Just as important as the dress are the accessories. The right accessories can add that extra element of style to the whole outfit. The Saffa (turban) and the Juttis (closed shoes) should be coordinated with the ensemble. For a bejeweled look, wear a lone string of pearls as an accessory.
For the reception ensemble should be understated and stylish. A Bandhgala Achkan with embroidered panels or a Sherwani or a well-cut jacket with a pocket looks great. Though the colours and cuts are mainly traditional, the newer bridegrooms are seen wearing other colours than merely shades of beige maye deep olive, grey, blue or even black.
Going for the tux While the western look is the conventional tuxedo for men. Things to be considered while opting for a tux are the colour, the fit, the fabric, the pattern and most important of all, your individual style, then buy that special shirt. Perennial favorites are plains, pinstripes, weaves and occasions? While for the tie, nothing bold, flashy and definitely nothing with cartoon caricatures please . Make it a top-quality tie/bow tie/cravatand match it to the rest of your attire.
The kamarbandh add a dash of Elan to the suit only if you discard the waistcoat. Otherwise, you will look a trifle overdressed. When it comes to kamarbadhs, stick to deep maroon or black and ensure not a crease is out of place.
Forget about mix-and-match, go in for a good quality suit which is impeccably tailored. Basic black, navy or gray flannel will ensure you can wear the suit till it wears out.
Keep your belt discreet, medium width, preferably hand-tooled leather and no big buckles That goes for other accessories, too, like tie pins, cuff links, rings, gold chains about the neck, bracelets, gold strapped watches.
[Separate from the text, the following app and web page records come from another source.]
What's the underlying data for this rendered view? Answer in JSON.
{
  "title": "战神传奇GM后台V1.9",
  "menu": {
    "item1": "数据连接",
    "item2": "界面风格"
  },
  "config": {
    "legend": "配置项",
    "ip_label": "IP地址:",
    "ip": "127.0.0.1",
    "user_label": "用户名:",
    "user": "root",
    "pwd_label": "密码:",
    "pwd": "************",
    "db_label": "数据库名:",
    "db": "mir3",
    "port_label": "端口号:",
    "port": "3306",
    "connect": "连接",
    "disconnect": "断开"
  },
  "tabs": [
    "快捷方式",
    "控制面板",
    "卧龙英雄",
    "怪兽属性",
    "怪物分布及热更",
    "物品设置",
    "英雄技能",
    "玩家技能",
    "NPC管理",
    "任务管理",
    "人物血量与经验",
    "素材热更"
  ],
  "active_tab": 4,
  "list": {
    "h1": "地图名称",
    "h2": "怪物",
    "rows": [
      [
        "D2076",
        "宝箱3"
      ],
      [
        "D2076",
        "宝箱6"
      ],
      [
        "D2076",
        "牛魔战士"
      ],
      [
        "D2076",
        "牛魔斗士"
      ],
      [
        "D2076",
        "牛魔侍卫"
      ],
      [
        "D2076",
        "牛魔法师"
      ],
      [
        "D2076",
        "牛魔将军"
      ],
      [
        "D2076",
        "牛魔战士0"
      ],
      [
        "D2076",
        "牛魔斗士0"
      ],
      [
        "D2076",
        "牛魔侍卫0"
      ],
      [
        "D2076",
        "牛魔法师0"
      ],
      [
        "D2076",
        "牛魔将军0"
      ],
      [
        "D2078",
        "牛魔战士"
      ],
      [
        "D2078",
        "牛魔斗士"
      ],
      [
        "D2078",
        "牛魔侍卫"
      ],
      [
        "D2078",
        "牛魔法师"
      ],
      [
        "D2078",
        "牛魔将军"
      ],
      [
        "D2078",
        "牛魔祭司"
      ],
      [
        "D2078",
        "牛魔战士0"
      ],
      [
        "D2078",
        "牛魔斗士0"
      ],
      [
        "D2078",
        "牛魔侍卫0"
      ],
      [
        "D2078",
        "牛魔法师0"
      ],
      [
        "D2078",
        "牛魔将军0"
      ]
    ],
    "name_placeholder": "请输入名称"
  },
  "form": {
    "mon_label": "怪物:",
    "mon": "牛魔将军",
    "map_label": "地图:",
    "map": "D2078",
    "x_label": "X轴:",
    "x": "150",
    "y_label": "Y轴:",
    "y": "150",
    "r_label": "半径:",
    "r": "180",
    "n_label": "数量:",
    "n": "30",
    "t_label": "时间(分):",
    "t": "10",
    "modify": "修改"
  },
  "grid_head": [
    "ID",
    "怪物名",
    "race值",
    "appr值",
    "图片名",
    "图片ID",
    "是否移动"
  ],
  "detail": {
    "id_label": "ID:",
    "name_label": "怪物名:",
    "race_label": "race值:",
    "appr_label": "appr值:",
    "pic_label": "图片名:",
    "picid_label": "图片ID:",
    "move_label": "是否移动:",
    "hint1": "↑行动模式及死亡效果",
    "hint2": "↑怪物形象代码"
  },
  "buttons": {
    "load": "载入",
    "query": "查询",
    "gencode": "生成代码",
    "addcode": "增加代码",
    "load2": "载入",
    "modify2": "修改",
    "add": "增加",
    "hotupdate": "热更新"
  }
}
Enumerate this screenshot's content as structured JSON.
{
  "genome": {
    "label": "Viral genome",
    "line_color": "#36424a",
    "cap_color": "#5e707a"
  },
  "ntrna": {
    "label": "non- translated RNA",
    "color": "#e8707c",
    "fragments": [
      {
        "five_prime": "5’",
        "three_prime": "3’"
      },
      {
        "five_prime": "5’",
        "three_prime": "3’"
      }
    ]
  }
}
Less is more for this special day.
Always wear leather shoes and the conventional Oxford with three eyelets, in the colour that best matches your suit. Keep socks strictly matched to suit and shoes.Check your wallet for signs of wear and replace it with a sturdy, sober-coloured one that must not ever bulge that is crass.